No one has officially claimed responsibility for that act of political vandalism and the plaque being replaced by one extolling the wonders of royalism.
Interestingly, in a story at Prachatai, there’s an official clue as to the status of the thieves and vandals. (We must add that we are pleased that the English version of Prachatai has suddenly made a comeback after a hiatus over the past months or so.)
A second part of a report on a seminar that assessed the 1932 Revolution reports the presentation by former lese majeste prisoner and longtime activist Somyos Prueksakasemsuk:
Somyot stated that today he came [to the seminar] with a police car leading him. He considered it was a great honour for the police officers show respect to him by asking him for details and asking about certain matters that are inappropriate to be speaking about.
We would have guessed that the police wanted to silence him on lese majeste, the monarchy or his case. But no: “The issue they asked him to not talk about was the disappearance of the Khana Ratsadon plaque.”

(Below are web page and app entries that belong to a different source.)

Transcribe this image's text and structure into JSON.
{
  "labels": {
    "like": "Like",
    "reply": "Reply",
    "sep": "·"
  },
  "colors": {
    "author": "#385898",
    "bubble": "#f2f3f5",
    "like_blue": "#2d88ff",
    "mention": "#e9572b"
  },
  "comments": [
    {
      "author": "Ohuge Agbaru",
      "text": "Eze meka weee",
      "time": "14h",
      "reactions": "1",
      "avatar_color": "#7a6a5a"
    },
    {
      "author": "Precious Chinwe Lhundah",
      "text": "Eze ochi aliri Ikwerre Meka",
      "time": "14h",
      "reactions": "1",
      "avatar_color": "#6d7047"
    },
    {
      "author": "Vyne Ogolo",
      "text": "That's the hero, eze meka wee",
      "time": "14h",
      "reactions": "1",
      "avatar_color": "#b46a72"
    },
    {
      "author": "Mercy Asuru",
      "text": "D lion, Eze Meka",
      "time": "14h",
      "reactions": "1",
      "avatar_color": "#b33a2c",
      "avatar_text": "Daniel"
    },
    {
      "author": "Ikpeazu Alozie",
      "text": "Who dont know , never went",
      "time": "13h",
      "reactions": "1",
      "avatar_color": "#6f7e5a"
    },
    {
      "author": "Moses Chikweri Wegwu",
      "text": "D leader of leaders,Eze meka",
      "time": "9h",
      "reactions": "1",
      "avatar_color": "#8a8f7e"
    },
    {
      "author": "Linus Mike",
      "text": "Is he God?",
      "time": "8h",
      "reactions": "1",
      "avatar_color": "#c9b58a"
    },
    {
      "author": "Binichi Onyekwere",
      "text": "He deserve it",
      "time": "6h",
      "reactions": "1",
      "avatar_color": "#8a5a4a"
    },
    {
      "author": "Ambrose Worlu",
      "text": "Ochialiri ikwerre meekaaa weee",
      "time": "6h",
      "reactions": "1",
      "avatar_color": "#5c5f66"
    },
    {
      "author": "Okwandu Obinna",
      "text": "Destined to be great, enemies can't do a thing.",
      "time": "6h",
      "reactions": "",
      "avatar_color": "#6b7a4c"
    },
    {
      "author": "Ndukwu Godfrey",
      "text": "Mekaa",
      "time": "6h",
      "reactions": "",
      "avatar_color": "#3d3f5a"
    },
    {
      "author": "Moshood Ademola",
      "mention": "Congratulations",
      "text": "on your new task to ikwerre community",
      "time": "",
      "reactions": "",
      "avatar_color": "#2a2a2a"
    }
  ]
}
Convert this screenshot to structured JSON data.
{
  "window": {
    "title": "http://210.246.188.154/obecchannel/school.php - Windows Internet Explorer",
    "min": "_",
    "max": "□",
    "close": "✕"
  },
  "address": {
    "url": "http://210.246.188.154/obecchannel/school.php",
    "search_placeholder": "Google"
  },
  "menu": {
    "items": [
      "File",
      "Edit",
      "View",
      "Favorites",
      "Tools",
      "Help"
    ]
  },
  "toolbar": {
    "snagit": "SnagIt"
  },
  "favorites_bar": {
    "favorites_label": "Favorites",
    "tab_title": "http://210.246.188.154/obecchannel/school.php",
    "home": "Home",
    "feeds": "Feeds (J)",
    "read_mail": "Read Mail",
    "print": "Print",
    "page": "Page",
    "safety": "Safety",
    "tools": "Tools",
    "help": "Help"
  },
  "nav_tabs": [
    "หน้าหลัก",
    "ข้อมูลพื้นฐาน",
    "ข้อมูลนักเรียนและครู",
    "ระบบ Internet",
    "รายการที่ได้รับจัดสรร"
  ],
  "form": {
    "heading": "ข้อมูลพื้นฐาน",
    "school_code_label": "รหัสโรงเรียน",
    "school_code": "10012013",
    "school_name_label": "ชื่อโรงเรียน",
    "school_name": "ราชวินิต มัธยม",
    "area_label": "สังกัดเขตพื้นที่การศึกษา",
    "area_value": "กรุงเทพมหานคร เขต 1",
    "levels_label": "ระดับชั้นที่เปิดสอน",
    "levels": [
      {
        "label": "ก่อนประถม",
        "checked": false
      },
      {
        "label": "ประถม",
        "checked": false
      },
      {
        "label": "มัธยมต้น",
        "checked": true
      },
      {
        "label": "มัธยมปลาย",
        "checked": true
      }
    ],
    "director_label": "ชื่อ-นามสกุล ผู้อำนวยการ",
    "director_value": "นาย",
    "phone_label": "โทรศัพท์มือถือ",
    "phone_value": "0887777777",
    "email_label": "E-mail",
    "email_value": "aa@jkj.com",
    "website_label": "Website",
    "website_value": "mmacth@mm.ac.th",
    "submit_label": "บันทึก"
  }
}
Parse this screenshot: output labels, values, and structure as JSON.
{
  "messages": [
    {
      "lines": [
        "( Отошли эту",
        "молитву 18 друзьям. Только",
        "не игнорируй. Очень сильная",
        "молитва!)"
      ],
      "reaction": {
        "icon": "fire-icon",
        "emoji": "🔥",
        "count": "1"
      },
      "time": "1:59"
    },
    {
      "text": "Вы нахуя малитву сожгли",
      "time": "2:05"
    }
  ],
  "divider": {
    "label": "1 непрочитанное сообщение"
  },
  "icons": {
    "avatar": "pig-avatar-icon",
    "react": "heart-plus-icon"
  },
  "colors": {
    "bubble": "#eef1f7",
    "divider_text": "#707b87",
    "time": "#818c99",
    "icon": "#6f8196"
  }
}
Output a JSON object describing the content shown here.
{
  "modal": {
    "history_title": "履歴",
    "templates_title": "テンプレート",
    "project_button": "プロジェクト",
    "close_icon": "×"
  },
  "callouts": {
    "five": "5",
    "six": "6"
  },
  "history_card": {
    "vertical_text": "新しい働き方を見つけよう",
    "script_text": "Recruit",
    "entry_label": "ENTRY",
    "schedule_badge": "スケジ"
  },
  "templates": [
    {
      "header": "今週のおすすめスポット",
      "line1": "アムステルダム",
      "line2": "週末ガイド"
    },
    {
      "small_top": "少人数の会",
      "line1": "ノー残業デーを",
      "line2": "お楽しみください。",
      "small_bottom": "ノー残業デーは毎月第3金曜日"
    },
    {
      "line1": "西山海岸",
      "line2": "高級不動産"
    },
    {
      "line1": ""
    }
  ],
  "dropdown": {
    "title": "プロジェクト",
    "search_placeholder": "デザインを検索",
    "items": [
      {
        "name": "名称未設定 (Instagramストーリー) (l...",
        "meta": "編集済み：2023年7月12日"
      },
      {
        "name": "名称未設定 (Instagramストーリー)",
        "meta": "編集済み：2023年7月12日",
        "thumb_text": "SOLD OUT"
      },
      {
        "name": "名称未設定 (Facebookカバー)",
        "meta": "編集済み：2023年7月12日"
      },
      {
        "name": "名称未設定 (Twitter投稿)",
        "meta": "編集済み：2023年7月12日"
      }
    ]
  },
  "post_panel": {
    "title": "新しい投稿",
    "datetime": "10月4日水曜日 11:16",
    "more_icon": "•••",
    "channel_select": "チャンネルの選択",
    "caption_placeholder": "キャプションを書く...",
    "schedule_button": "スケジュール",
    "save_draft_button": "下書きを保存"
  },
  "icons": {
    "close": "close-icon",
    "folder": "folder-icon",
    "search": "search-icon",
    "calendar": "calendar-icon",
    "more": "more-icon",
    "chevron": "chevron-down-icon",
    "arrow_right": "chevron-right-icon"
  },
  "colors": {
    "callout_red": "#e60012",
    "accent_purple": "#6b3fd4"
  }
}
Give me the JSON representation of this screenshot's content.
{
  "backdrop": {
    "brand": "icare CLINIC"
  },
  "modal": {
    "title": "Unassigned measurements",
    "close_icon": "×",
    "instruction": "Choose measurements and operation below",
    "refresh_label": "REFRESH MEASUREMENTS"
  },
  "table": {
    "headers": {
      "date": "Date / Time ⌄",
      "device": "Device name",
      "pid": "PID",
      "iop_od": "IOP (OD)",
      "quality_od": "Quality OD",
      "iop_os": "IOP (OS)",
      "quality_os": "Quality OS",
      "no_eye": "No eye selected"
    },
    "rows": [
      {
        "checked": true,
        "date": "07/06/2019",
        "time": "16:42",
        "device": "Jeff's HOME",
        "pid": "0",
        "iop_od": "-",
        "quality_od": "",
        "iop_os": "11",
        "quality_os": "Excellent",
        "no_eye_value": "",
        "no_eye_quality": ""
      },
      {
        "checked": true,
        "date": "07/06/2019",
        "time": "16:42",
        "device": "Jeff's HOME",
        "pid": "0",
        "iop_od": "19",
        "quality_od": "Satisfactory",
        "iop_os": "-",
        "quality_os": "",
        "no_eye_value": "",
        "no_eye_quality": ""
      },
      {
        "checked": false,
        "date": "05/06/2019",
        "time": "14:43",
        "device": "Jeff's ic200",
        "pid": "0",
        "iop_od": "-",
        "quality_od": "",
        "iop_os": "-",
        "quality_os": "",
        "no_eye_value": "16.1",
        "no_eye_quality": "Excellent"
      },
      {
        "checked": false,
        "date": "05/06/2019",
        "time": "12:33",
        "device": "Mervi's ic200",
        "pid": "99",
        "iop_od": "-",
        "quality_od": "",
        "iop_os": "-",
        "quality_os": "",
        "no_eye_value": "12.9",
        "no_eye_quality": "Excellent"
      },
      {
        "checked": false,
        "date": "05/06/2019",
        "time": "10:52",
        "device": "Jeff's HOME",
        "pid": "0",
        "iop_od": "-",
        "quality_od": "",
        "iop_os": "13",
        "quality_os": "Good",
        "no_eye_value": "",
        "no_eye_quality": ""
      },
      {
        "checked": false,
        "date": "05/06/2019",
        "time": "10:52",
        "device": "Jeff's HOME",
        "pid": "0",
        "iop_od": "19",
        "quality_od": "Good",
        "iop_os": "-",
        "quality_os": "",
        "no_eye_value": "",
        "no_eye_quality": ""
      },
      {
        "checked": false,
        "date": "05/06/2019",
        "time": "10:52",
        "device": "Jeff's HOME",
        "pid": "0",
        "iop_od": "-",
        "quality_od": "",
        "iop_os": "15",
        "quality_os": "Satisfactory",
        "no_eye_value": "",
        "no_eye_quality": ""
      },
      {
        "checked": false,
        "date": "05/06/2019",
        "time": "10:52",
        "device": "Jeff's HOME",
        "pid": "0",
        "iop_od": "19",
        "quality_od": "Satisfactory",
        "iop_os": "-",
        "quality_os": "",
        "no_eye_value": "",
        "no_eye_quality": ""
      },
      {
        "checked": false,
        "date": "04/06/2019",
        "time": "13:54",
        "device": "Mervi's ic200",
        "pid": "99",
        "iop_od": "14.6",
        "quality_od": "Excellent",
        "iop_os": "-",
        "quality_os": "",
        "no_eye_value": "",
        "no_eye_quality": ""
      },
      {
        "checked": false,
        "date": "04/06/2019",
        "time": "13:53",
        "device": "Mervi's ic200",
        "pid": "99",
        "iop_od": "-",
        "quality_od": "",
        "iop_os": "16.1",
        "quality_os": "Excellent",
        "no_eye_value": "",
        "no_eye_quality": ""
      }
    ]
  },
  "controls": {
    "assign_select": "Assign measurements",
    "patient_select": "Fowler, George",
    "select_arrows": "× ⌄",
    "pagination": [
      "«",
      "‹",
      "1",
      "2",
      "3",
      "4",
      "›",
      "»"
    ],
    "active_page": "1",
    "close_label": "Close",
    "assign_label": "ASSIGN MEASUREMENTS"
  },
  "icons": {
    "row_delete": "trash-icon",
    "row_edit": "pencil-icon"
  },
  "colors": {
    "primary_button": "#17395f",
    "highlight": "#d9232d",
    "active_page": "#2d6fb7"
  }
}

That suggests to us that the junta must have authorized the plaque’s removal or is officially covering-up for the real culprit. (Many assume that King Vajiralongkorn ordered its removal.)
Somyos went on to explain that:
… the disappearance of the plaque is nothing new because there have always been attempts to destroy the symbols of the 1932 revolution all the time, including the misrepresentation of the history of 1932 as premature where the revolution went ahead even though King Rama VII was getting ready to bestow democracy. The … date of the national day has been changed and Khana Ratsadon architecture such as the Supreme Court building, has been destroyed.
Ever a political optimist, Somyos explained:
As for the missing plaque, … its disappearance today is alright. When one day we have democracy, and a government, we can install a new one. At least it can be an ideological symbol of democracy and Khana Ratsadon.
We can only hope he’s right and support those who favor electoral democracy of military dictatorship.